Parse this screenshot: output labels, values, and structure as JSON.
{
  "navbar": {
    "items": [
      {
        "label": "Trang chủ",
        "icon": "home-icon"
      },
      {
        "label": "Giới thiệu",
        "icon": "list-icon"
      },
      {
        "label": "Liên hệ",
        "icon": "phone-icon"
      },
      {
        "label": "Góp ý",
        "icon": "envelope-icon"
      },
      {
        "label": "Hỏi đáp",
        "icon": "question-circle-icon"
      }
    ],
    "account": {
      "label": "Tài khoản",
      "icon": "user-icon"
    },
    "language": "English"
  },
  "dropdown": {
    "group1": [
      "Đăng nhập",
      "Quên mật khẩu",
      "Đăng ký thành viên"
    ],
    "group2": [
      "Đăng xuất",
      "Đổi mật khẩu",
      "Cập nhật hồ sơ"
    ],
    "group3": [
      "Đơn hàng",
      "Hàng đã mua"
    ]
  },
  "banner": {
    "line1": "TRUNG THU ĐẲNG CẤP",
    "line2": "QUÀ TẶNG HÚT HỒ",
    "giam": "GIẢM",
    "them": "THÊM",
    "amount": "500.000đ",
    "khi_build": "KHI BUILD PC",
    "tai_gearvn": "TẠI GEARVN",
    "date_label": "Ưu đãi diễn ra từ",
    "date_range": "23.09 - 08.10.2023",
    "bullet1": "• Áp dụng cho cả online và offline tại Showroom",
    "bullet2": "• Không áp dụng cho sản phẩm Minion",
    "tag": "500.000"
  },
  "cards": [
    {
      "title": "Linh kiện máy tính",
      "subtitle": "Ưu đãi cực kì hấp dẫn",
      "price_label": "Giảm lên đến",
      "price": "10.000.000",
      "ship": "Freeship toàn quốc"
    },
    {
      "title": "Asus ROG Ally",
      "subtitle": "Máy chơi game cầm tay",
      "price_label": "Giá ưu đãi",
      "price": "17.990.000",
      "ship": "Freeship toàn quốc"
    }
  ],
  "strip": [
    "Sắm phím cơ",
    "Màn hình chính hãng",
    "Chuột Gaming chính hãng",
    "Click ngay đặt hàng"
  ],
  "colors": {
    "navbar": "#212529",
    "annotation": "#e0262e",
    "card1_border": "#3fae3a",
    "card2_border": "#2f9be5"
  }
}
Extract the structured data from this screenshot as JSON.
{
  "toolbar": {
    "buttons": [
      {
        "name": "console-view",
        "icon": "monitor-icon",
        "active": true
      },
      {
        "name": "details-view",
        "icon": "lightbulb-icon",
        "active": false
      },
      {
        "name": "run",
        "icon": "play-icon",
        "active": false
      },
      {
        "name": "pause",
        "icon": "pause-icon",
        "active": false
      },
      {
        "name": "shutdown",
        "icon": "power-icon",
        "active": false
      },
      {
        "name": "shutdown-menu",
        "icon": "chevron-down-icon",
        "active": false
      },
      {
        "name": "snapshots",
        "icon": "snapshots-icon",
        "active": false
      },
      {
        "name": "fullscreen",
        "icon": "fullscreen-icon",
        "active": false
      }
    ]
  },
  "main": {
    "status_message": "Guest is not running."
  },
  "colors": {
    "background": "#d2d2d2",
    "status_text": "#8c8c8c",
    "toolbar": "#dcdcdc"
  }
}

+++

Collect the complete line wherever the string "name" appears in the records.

- _SOLUTION FOR THIS EXERCISE_
        "name": "console-view",
        "name": "details-view",
        "name": "run",
        "name": "pause",
        "name": "shutdown",
        "name": "shutdown-menu",
        "name": "snapshots",
        "name": "fullscreen",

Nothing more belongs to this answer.